When game theorist sought out to model what is the driving mechanism behind human behavior, they looked into the abstract math behind motivation, incentives, and rational vs irrational behavior. What they came away with was that there are two types of people who are most likely to act in their own self interest; psychotics and corporations.
Let me explain, on Tuesday AIG said that it's board will begin assessing whether they will involve themselves in a shareholders case against the U.S. Government for a $182 billion bailout in 2008. AIG shareholders are bringing the lawsuit up on grounds that the government didn't provide just compensation in taking over an 80% stake of the finical insurer.
For anyone trying to see the connection to game theory, let me just say that AIG's behavior is at the very least perceived as psychotic.
To quote Mark Williams, a former Federal Reserve Bank examiner who teaches finance at Boston University. “If A.I.G. enters this suit it would be the equivalent of a patient suing their doctor for saving their life,” Williams says. “Government action gave A.I.G. a second life.”

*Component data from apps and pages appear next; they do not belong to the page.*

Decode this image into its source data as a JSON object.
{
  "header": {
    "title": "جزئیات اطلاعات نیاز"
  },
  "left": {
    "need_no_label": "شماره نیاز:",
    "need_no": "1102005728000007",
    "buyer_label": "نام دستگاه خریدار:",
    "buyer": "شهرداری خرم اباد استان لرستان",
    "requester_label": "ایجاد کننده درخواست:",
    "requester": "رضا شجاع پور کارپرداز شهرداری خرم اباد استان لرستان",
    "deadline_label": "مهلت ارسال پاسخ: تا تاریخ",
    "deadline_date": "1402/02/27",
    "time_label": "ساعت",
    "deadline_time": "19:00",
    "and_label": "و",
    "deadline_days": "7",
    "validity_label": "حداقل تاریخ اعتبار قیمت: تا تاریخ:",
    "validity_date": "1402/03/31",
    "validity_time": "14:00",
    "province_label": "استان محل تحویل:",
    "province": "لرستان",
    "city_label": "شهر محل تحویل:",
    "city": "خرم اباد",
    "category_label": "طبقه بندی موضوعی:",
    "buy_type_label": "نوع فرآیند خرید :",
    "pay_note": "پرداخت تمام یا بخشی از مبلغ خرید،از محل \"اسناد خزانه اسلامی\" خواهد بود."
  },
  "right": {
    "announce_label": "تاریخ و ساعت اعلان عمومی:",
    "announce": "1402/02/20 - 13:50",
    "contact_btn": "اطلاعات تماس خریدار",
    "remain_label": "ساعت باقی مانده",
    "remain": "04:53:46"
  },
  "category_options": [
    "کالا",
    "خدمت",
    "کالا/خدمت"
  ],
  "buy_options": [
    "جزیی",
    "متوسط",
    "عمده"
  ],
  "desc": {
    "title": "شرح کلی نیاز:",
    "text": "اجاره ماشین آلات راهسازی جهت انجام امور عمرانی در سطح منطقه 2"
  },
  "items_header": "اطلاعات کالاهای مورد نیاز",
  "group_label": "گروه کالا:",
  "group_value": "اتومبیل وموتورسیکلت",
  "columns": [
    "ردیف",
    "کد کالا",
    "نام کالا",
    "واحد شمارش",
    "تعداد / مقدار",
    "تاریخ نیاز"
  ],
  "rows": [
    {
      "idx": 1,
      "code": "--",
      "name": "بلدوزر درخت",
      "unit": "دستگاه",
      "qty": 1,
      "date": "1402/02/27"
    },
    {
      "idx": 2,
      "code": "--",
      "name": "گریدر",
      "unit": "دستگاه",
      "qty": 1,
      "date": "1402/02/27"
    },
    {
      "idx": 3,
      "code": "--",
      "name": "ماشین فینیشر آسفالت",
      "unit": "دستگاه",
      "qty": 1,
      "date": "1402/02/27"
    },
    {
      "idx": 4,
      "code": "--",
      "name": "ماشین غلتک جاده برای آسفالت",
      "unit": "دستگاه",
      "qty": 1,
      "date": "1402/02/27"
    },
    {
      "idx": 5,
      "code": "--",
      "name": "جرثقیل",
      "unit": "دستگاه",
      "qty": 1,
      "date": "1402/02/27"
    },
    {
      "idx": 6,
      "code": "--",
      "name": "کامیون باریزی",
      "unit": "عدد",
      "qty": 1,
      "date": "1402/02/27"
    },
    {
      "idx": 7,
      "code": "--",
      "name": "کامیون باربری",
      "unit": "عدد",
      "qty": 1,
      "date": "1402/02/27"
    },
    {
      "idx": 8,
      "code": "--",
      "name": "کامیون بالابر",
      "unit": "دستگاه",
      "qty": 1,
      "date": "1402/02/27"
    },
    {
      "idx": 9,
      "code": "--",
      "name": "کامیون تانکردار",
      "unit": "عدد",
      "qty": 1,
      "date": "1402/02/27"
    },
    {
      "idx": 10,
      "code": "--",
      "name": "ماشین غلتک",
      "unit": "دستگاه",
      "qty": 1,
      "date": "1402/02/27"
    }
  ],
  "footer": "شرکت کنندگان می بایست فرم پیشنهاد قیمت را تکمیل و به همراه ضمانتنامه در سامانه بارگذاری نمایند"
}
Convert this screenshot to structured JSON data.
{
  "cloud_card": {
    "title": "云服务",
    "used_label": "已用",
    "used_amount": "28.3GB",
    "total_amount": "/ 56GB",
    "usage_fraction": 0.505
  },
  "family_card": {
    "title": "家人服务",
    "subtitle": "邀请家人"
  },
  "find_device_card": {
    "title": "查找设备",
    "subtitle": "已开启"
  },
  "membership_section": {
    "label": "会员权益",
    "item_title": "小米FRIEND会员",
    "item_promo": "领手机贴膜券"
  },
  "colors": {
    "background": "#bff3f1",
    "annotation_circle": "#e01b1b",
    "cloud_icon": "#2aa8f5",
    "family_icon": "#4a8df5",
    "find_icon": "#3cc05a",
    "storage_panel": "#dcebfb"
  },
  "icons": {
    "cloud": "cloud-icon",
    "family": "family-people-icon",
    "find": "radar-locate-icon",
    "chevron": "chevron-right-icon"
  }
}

Of course, anyone involved with health insurance will tell you that the dr. analogy may not be the best one to point out the absurdity. In this litigious culture a valid case can be made for suing almost anything, even the act of saving a life or a corporation.
But the real question is whether AIG has a legitimate case. Certainly Hank Greenberg (not the baseball player), former chief executive officer of AIG thinks so. According to Greenberg, the terms of the bailout were too draconian, depriving shareholders out of billions of dollars, in turn violating the fifth Amendment's ban on government seizure of property.
As reported by CNBC's, John Carney…, "Greenberg's legal team, led by David Boies, argues that the government pushed away sovereign wealth-funds and other foreign investors who might have been willing to invest in the company before it was bailed out. This, they argue, prevented AIG from being able to raise capital and contributed to its downgrading by ratings agencies, which in turn put the company into even more dire straits. This forced AIG to accept the unfair terms the government offered in its loan agreement, the lawyers say."
This argument may beg the question, if AIG was in such an advantageous situation as to bring in 'sovereign wealth-funds,' as well as foreign investors, then why was the government stepping in to bail them out in the first place.
In other words, to use a baseball story, legend has it that after signaling for the bullpen to pull his starting pitcher, Yankee manager Joe Torre went out to the mound The starter protested; it's ok skip, i feel good, to which the Torre replied, " if you feel good,then what am i doing out here?
Perhaps the wisdom of former Yankee manager Joe Torre can shin some light on this case. Legend has it, that after walking out to the mound to pull his tired starting pitcher, Torre was met with the protest of "It's OK skip, i feel good," to which Torre replied, "if you feel good, then what am i doing out here?"